Supportive emerging evidence is gradually beginning to highlight the positive effect of cognitive training programs in mild to moderate PD; Barboza et al. studied 58 patients and verified improved cognition (visuospatial and memory function domains); this goes with the results of Terra et al. investigated 29 patients and came up with same positive outcome [37,38].

Marusiak et al. studied 20 patients who underwent cycle ergometer aerobic interval training (AIT) for eight weeks and verified improved psychomotor behaviours, bimanual motor control, executive function, and neurological signs [39].

Limitations of the review

Heterogeneity of different studies, incomplete analysis of the frequency, duration, and intensity of the training interventions, inconsistency in quantitatively and qualitatively measurement of the outcome and poorly documented maintenance long term effect among different studies were the most significant limitations.

Conclusion

This review established the effectiveness of diverse paramedical techniques to maintain physical, mental, and psychological balance and to manage oneself with the help of dynamic, functional, and static exercises. With the absence of any supportive evidence for a specific approach of physiotherapy over another in PD. Large, well designed randomized trials with improved specific treatment strategies and proper follow-up period are warranted for cost-effective designed interventions.

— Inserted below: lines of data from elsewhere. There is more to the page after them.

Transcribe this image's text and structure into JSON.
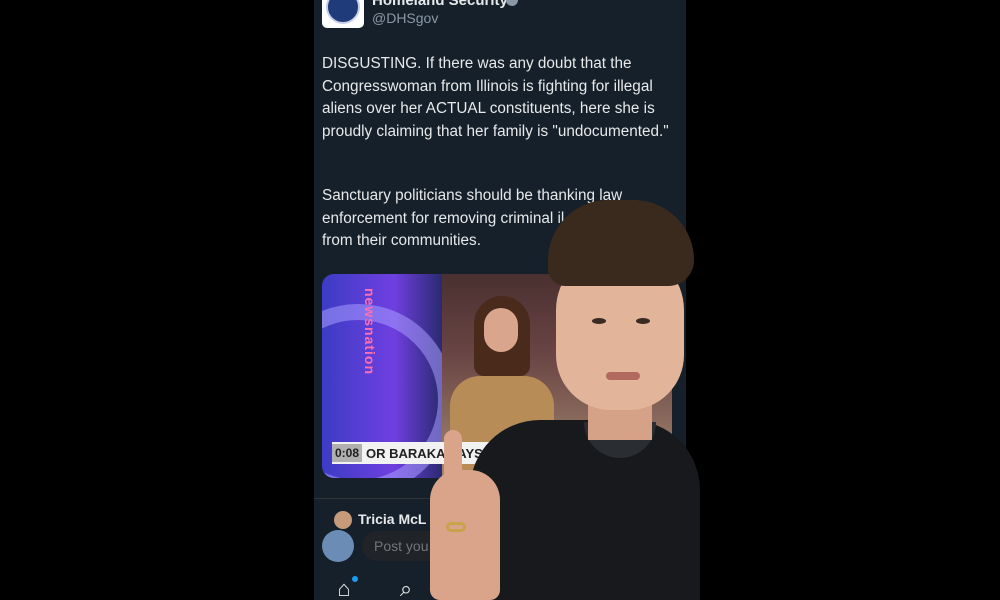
{
  "post": {
    "author_name": "Homeland Security",
    "author_handle": "@DHSgov",
    "text_paragraph_1": "DISGUSTING. If there was any doubt that the Congresswoman from Illinois is fighting for illegal aliens over her ACTUAL constituents, here she is proudly claiming that her family is \"undocumented.\"",
    "text_paragraph_2": "Sanctuary politicians should be thanking law enforcement for removing criminal il\nfrom their communities.",
    "video": {
      "time": "0:08",
      "chyron": "OR BARAKA SAYS     YAP",
      "network_logo": "newsnation"
    }
  },
  "reply_preview": {
    "name": "Tricia McL"
  },
  "composer": {
    "placeholder": "Post you"
  },
  "nav": {
    "home_icon": "⌂",
    "search_icon": "⌕"
  },
  "colors": {
    "background": "#15202b",
    "text": "#e7e9ea",
    "secondary": "#8b98a5",
    "accent": "#1d9bf0"
  }
}
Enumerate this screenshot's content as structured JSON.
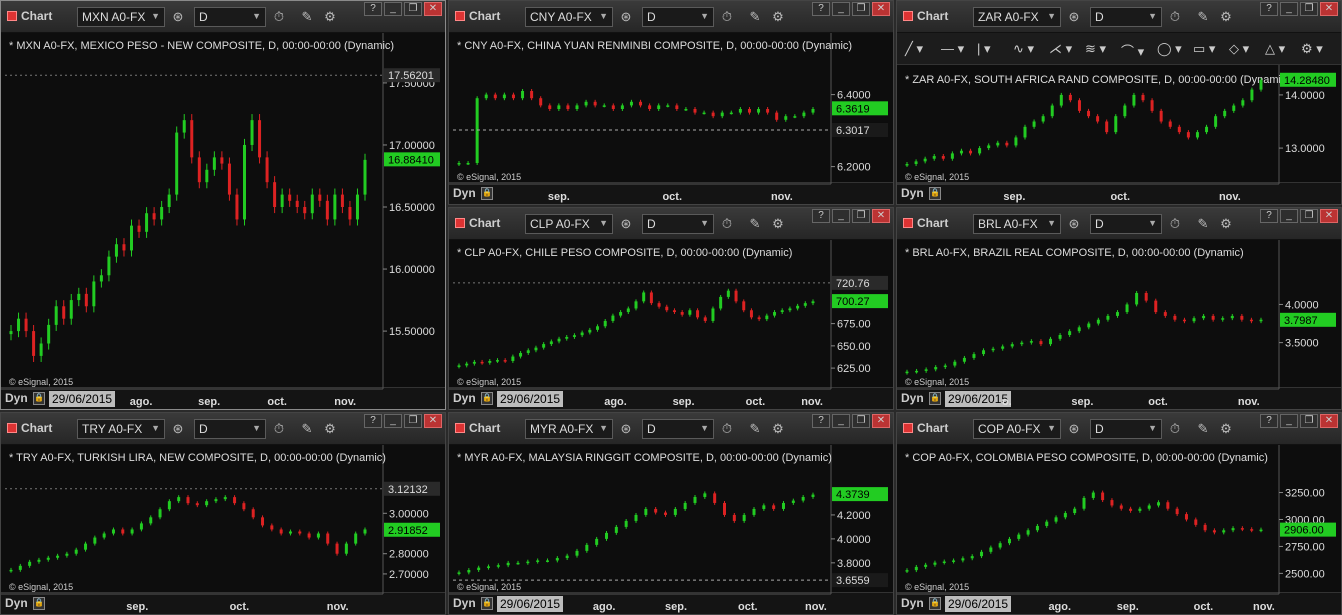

Conflict of Interest

There is no conflict of interest declared by the authors.

Author's Contribution

Dr Fahad Somaa and Dr Andleeb Asghar analyzed and conceived the outcomes; both collected the data and wrote the overall paper. Dr Fahad proofread and finalized the paper for final editing and revision.

References

Author Info

Fahad Somaa1* and Andleeb Asghar2

1Faculty of Medical Rehabilitation Sciences, King Abdul Aziz University, Jeddah, Saudi Arabia
2Faculty of Pharmaceutical & Allied Health Sciences, Institute of Pharmacy, Lahore College for Women University, Pakistan
 

Citation: Fahad Somaa, Andleeb Asghar, Paramedical Therapies for Parkinson Disease: A Systematic Review, J Res Med Dent Sci, 2021, 9(11): 278-283

Received: 23-Oct-2021 Accepted: 15-Nov-2021

cappadocia tours
cappadocia hotels
cappadocia balloon flights

paper.io

agar io

wormax io